-- SOURCE INFORMATION follows --

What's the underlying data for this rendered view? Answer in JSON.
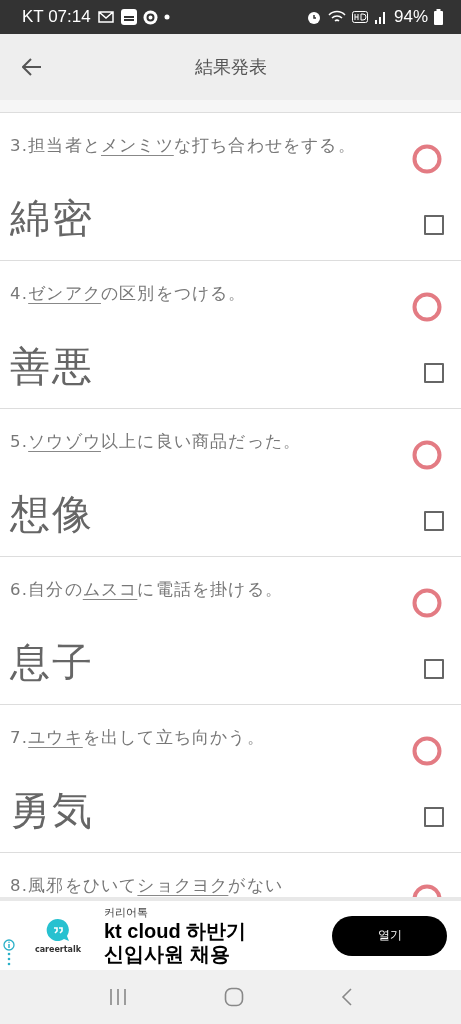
{
  "status_bar": {
    "carrier_time": "KT 07:14",
    "battery": "94%"
  },
  "app_bar": {
    "title": "結果発表"
  },
  "questions": [
    {
      "number": "3.",
      "before": "担当者と",
      "underlined": "メンミツ",
      "after": "な打ち合わせをする。",
      "answer": "綿密",
      "correct": true,
      "checked": false
    },
    {
      "number": "4.",
      "underlined": "ゼンアク",
      "after": "の区別をつける。",
      "answer": "善悪",
      "correct": true,
      "checked": false
    },
    {
      "number": "5.",
      "underlined": "ソウゾウ",
      "after": "以上に良い商品だった。",
      "answer": "想像",
      "correct": true,
      "checked": false
    },
    {
      "number": "6.",
      "before": "自分の",
      "underlined": "ムスコ",
      "after": "に電話を掛ける。",
      "answer": "息子",
      "correct": true,
      "checked": false
    },
    {
      "number": "7.",
      "underlined": "ユウキ",
      "after": "を出して立ち向かう。",
      "answer": "勇気",
      "correct": true,
      "checked": false
    },
    {
      "number": "8.",
      "before": "風邪をひいて",
      "underlined": "ショクヨク",
      "after": "がない",
      "correct": true
    }
  ],
  "ad": {
    "advertiser": "커리어톡",
    "brand": "careertalk",
    "headline": "kt cloud 하반기\n신입사원 채용",
    "button": "열기"
  }
}
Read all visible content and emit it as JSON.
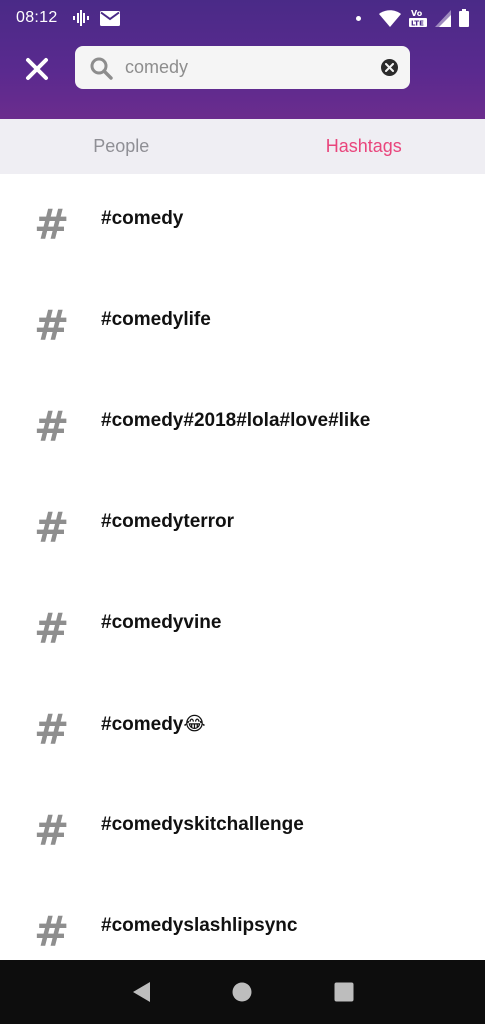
{
  "status_bar": {
    "time": "08:12"
  },
  "search": {
    "value": "comedy",
    "placeholder": "Search"
  },
  "tabs": [
    {
      "label": "People",
      "active": false
    },
    {
      "label": "Hashtags",
      "active": true
    }
  ],
  "hashtags": [
    {
      "symbol": "#",
      "label": "#comedy"
    },
    {
      "symbol": "#",
      "label": "#comedylife"
    },
    {
      "symbol": "#",
      "label": "#comedy#2018#lola#love#like"
    },
    {
      "symbol": "#",
      "label": "#comedyterror"
    },
    {
      "symbol": "#",
      "label": "#comedyvine"
    },
    {
      "symbol": "#",
      "label": "#comedy😂"
    },
    {
      "symbol": "#",
      "label": "#comedyskitchallenge"
    },
    {
      "symbol": "#",
      "label": "#comedyslashlipsync"
    }
  ],
  "colors": {
    "header_gradient_start": "#4a2a87",
    "header_gradient_end": "#6b2c8d",
    "active_tab": "#e9457c",
    "inactive_tab": "#8f8f95",
    "hash_icon": "#8e8e8e"
  },
  "icons": {
    "close": "close-icon",
    "search": "search-icon",
    "clear": "clear-icon",
    "hashtag": "hashtag-icon",
    "nav_back": "back-icon",
    "nav_home": "home-icon",
    "nav_recents": "recents-icon"
  }
}
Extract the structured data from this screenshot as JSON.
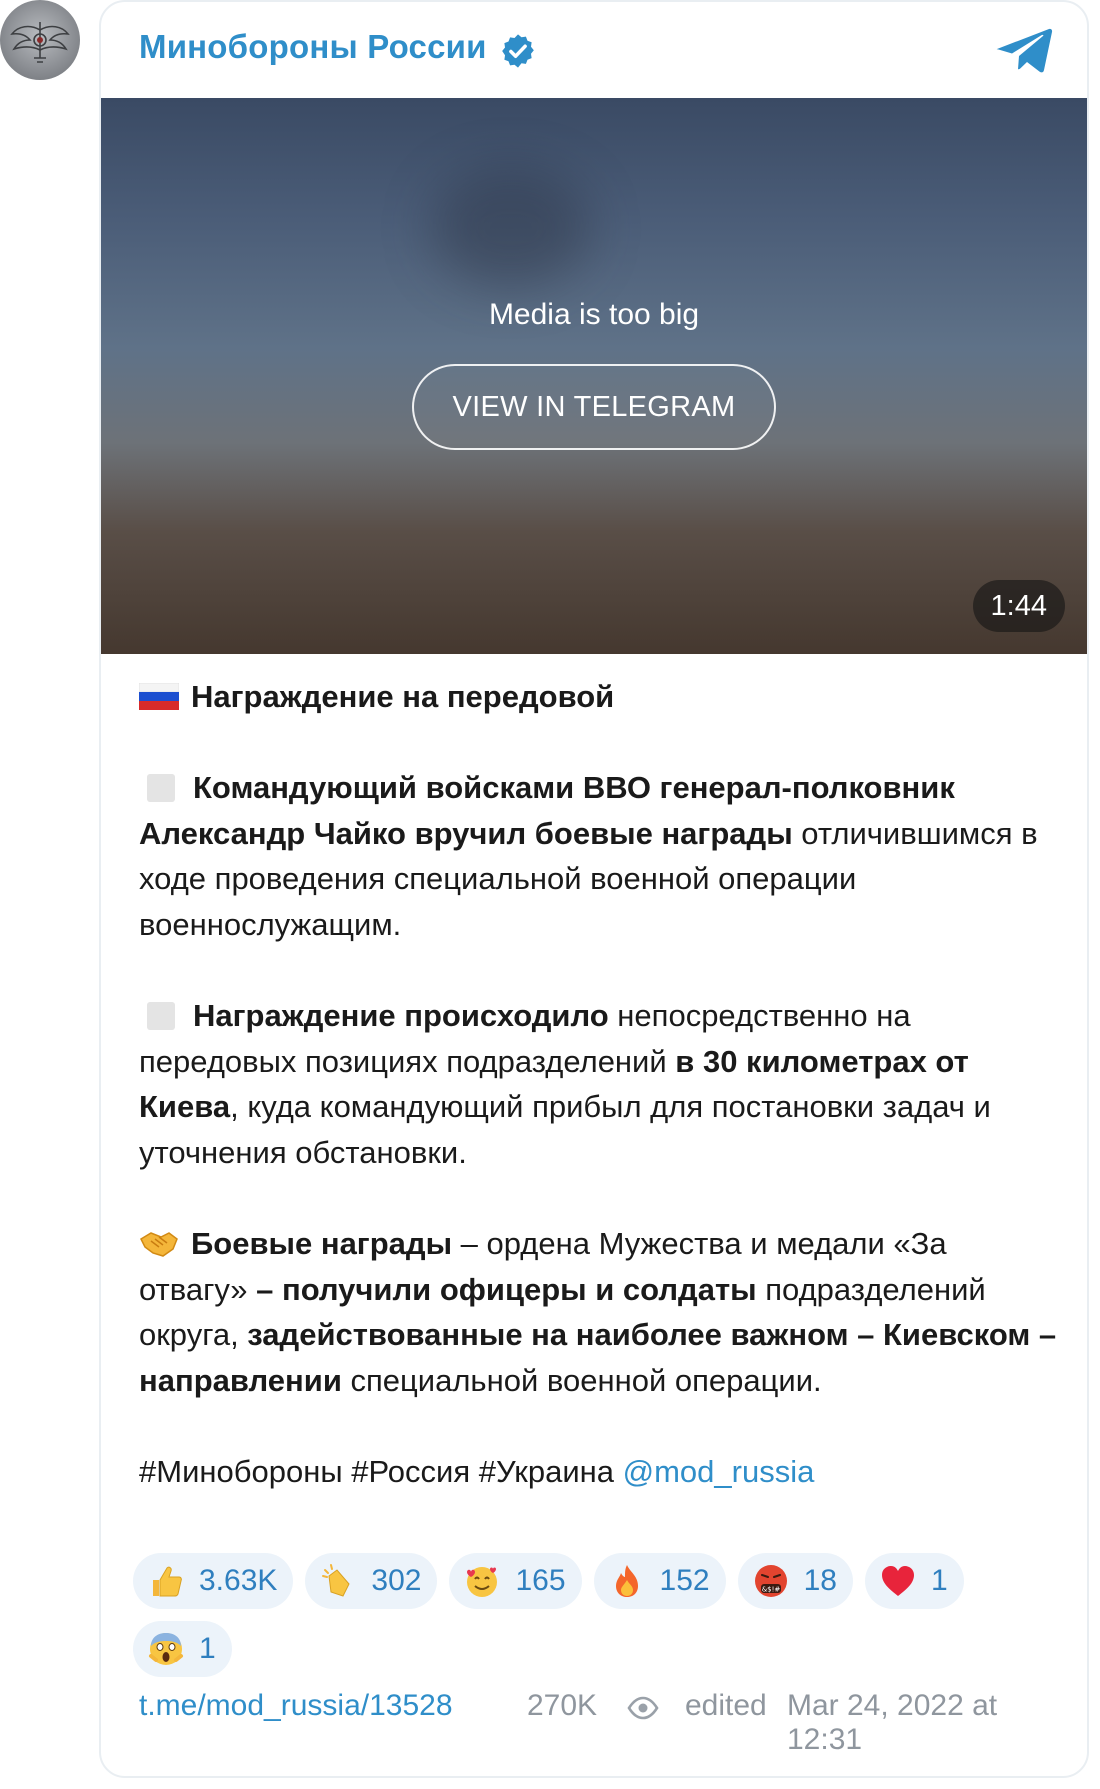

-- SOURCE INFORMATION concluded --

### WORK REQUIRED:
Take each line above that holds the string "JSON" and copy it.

### RESPONSE TO THE EXERCISE:
What's the underlying data for this rendered view? Answer in JSON.
Read all visible content and emit it as JSON.
Extract the structured data from this screenshot as JSON.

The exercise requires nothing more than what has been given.